By Bryan Warner
Published: Feb. 16, 2012
RALEIGH - Voter registration systems across the country are out of date, inefficient and rife with errors, according to a new report from the Pew Center on the States.
Some 1.8 million deceased individuals are still listed as active voters and 2.75 million Americans are registered to vote in more than one state, according to the report. About 12 million voter registration records contain erroneous address information.
“Once duplicates among categories are eliminated, approximately 24 million registration records, or nearly 13 percent of the national total, are estimated to be inaccurate or no longer valid,” the report states.
The study also finds that 24 percent of the eligible U.S. voting-age population is not registered to vote, compared to just 9 percent of the eligible Canadian voting-age population.
According to Pew, members of the military and young voters are most susceptible to registration errors, given their propensity to move throughout the country or, in the case of the armed forces, to be deployed overseas.
Many voters are unaware of problems with the system. One in four assume that the U.S. Postal Service automatically updates their registration status when they move, although that is seldom, if ever, the case. Instead, voters who change residences within two years of an election are most likely to encounter registration problems.
In addition to widespread errors within voter registration systems, the report also finds the current processes inefficient and costly.
As governments look for cost-savings during tough economic times, the Pew report highlights Maricopa County, AZ, which saved taxpayers $1 million over five years by allowing voters to register online. Registering online cost the county 3 cents per voter, compared to 83 cents per voter that registered using paper forms.
In order to address deficiencies in the nation’s voter registration processes, the Pew study recommends that states compare registration lists with other data sources and use data security protocols to ensure accuracy.

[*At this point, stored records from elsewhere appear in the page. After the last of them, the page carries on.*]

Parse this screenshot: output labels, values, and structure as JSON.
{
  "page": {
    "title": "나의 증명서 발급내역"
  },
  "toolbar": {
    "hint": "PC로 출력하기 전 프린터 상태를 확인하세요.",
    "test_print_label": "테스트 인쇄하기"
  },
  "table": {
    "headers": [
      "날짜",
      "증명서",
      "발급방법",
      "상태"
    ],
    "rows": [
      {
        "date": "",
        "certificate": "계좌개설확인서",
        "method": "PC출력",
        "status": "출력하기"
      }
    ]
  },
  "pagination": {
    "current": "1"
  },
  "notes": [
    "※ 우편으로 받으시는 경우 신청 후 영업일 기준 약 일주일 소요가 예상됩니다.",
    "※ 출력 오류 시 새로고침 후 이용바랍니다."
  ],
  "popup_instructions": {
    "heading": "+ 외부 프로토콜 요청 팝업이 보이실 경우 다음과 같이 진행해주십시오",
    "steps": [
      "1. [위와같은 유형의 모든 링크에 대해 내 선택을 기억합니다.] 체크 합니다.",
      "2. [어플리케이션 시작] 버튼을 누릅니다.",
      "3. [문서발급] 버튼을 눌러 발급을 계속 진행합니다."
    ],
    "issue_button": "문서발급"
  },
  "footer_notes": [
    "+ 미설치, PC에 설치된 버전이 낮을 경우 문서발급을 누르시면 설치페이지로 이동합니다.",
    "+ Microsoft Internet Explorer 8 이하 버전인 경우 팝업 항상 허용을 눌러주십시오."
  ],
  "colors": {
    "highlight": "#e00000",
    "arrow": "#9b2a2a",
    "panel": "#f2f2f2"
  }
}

The report also calls for developing ways for voters to register electronically, in order to diminish error-prone manual entries and to reduce costs.